Most experts I know who think about the long-term health of Medicare are increasingly frustrated about the current debate over adding a drug benefit to the program. Whether they are liberal or conservative, they see crucial issues getting lost in partisan noise and short-term reelection maneuvering.
Although I agree with President Bush's broad vision for Medicare, there is no getting away from the fact that his failure to exercise proper leadership is largely to blame for the current sterile debate.
The leadership function of a president is critically important when it comes to sensitive and complex domestic policy, just as it is in foreign affairs and national security. It's up to him to crystallize national issues, especially when deeply held values are involved and when today's needs must be weighed against future costs. If the president fails to clarify the national agenda, he leaves the door open to political grandstanding and a special-interest free-for-all - as we're now experiencing with Medicare.
For all his faults, President Clinton understood this. He told Americans his presidency would be a "bridge to the 21st century," a preparation for future realities. He launched what amounted to a national town hall meeting on needed Social Security reforms. And, on Medicare, he assembled a national commission to build support for a "third way" restructuring of the program. It was a tragedy that his personal and political problems caused him to pull the plug on that effort.
Bush says he wants to give seniors choice in their coverage, improve Medicare overall and strengthen its financial foundation. But so far he has failed to draw lawmakers and the public into a national discussion about exactly how - and if - we can make that happen. Instead he places himself safely on the sidelines, allowing "the process" on Capitol Hill to unfold - or as cynics might put it, embracing "send me a bill and I'll sign it" leadership.
The problem - as decades of congressional bickering have amply demonstrated - is that Congress is not a forum for conducting a thoughtful national discussion designed to build support for painful decisions. Legislators necessarily pay attention to local and short-term interests.
But sooner or later, fundamental questions must be faced.
For example, can we add a new benefit to a program that even now cannot be sustained without huge transfers of money from our children and grandchildren? It's no secret that the 10-year cost of a new drug benefit (supposedly $400 billion) is peanuts compared with the staggering unfunded costs Medicare faces once the baby boomers start to collect benefits. Have we the right to saddle our grandchildren with an enormous new obligation?
Is it morally and financially responsible to continue to promise roughly equal Medicare benefits to both rich and poor? Should a retired Bill Gates be guaranteed the same benefits as everyone else, when many seniors with modest incomes, even with a drug benefit, would not be able to afford adequate care?

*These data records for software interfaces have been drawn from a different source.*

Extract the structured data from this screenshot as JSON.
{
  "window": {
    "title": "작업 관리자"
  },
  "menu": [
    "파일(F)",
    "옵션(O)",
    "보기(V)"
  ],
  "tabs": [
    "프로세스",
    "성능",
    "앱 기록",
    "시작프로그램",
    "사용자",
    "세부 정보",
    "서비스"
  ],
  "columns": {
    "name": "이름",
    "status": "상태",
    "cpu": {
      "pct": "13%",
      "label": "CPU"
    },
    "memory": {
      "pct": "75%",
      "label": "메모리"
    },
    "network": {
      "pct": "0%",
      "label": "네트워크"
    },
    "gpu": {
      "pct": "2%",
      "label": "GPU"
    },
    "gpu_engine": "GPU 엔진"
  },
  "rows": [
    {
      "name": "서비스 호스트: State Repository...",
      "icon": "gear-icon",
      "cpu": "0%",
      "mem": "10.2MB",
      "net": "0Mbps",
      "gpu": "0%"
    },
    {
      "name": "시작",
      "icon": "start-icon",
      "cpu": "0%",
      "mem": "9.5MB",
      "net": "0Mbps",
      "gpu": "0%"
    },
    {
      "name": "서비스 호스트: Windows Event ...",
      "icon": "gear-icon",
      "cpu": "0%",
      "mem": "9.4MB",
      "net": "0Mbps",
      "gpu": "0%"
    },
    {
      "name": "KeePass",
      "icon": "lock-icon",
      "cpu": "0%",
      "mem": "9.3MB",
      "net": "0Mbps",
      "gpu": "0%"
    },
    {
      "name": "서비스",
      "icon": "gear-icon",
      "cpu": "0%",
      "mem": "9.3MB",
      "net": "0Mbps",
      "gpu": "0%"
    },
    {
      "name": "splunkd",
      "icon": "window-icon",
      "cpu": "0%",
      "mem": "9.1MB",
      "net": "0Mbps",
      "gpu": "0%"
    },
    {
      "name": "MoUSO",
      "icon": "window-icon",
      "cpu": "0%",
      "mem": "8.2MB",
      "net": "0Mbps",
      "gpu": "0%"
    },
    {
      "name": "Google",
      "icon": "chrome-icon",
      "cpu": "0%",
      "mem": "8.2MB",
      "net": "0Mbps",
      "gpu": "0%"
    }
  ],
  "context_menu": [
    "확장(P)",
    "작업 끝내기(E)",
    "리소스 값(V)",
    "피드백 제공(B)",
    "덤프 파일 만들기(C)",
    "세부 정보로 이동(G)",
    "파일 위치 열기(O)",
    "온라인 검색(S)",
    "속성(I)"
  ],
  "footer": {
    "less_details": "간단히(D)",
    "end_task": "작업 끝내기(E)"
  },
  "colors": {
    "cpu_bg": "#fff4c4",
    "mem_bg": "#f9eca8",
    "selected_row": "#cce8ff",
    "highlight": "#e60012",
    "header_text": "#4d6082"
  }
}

Sen. Ted Kennedy (D-Mass.) threatened to filibuster any drug benefit proposal if rich people were asked to pay more or get less. The president should use his bully pulpit to force Kennedy to make a case to the American people for this curious position and let the people respond.
And the president ought to ask Americans whether detailed Medicare benefits should be designed by legislators who know little about medicine and are under pressure from the health industry and voter groups. Maybe we would get a better Medicare package if Congress could only vote up or down on a proposal developed by an expert panel. Or why not devise a way to let seniors select the range of benefits they want - as members of Congress do for their own coverage?
Lawmakers will not voluntarily debate fundamental questions of values and intergenerational responsibilities. If Congress does anything to remake Medicare, it probably will send Bush a mishmash program that will pass trillions of dollars of costs to future generations and breech most Americans' concepts of fairness.
Rather than sitting in the White House and waiting for a bill, Bush must lead the public debate on the decisions that will affect us for decades. If he flinches from this important duty, he will have failed a critical test of leadership.
Stuart Butler is vice president for domestic and economic policy studies at the Heritage Foundation.
The Los Angeles Times